* [Work required]: Leaving every image behind, reproduce the records word for word.

* [Exercise inputs]:
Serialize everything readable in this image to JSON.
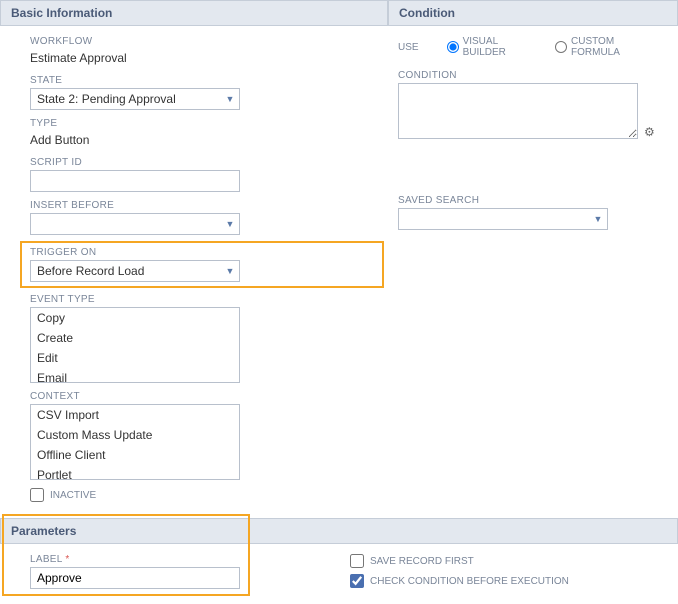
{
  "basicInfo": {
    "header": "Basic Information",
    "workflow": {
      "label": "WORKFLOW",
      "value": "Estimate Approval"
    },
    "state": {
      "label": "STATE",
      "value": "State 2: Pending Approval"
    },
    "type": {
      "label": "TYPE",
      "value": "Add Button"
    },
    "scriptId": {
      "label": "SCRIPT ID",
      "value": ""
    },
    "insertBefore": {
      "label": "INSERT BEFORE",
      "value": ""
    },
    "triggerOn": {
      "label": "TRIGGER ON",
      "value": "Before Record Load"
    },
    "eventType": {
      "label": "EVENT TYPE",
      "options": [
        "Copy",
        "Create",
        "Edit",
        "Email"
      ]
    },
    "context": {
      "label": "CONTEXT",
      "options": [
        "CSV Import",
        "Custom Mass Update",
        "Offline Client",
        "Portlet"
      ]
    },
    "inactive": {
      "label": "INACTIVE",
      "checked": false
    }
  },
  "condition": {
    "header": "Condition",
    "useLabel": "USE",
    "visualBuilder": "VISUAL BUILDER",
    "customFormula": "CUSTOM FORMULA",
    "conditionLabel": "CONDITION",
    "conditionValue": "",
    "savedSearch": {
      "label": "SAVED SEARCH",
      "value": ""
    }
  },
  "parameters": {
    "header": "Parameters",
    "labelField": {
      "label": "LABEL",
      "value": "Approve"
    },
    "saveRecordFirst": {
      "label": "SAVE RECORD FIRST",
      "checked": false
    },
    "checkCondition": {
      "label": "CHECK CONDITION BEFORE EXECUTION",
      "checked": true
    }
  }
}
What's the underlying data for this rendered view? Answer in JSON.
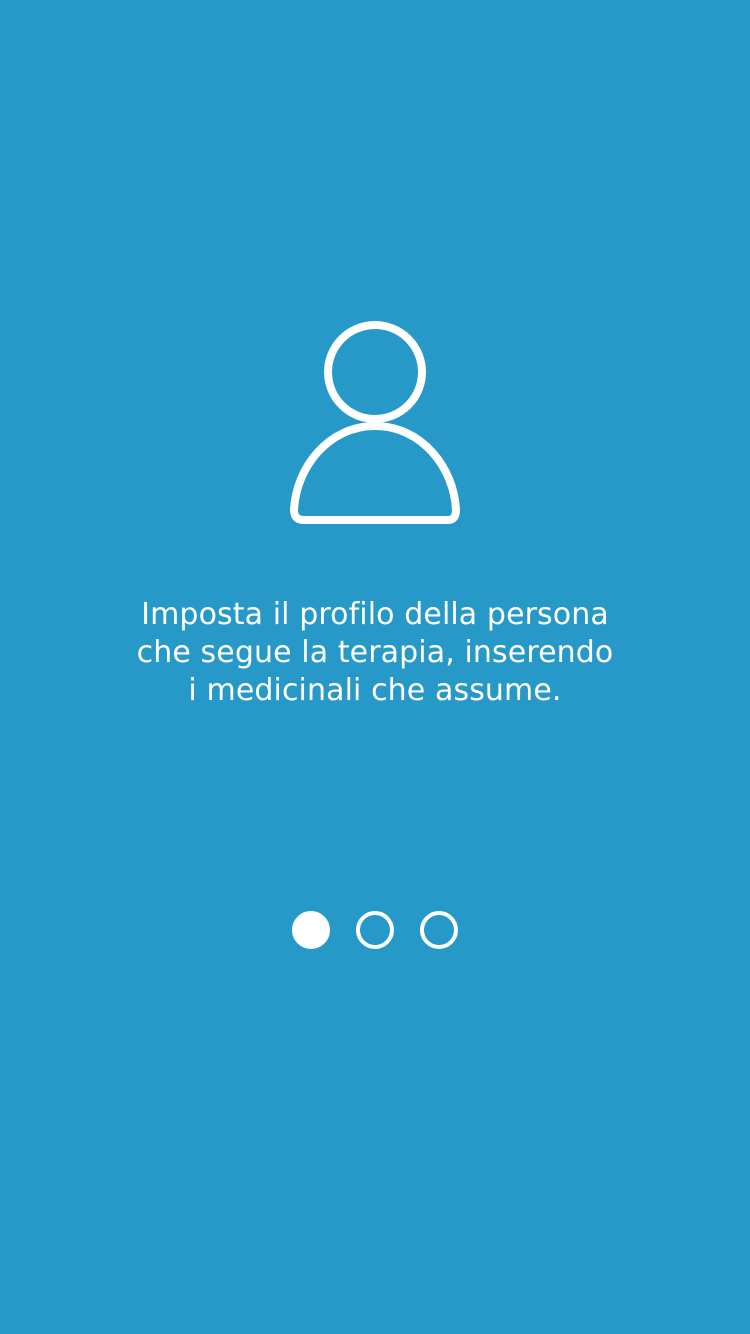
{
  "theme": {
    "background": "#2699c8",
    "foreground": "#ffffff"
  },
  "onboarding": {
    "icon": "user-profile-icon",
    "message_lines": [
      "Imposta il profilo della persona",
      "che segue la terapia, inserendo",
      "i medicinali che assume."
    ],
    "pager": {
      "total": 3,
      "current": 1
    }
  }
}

* [Response]:
Serialize everything readable in this image to JSON.
{
  "basicInfo": {
    "header": "Basic Information",
    "workflow": {
      "label": "WORKFLOW",
      "value": "Estimate Approval"
    },
    "state": {
      "label": "STATE",
      "value": "State 2: Pending Approval"
    },
    "type": {
      "label": "TYPE",
      "value": "Add Button"
    },
    "scriptId": {
      "label": "SCRIPT ID",
      "value": ""
    },
    "insertBefore": {
      "label": "INSERT BEFORE",
      "value": ""
    },
    "triggerOn": {
      "label": "TRIGGER ON",
      "value": "Before Record Load"
    },
    "eventType": {
      "label": "EVENT TYPE",
      "options": [
        "Copy",
        "Create",
        "Edit",
        "Email"
      ]
    },
    "context": {
      "label": "CONTEXT",
      "options": [
        "CSV Import",
        "Custom Mass Update",
        "Offline Client",
        "Portlet"
      ]
    },
    "inactive": {
      "label": "INACTIVE",
      "checked": false
    }
  },
  "condition": {
    "header": "Condition",
    "useLabel": "USE",
    "visualBuilder": "VISUAL BUILDER",
    "customFormula": "CUSTOM FORMULA",
    "conditionLabel": "CONDITION",
    "conditionValue": "",
    "savedSearch": {
      "label": "SAVED SEARCH",
      "value": ""
    }
  },
  "parameters": {
    "header": "Parameters",
    "labelField": {
      "label": "LABEL",
      "value": "Approve"
    },
    "saveRecordFirst": {
      "label": "SAVE RECORD FIRST",
      "checked": false
    },
    "checkCondition": {
      "label": "CHECK CONDITION BEFORE EXECUTION",
      "checked": true
    }
  }
}
What's the underlying data for this rendered view? Answer in JSON.
{
  "theme": {
    "background": "#2699c8",
    "foreground": "#ffffff"
  },
  "onboarding": {
    "icon": "user-profile-icon",
    "message_lines": [
      "Imposta il profilo della persona",
      "che segue la terapia, inserendo",
      "i medicinali che assume."
    ],
    "pager": {
      "total": 3,
      "current": 1
    }
  }
}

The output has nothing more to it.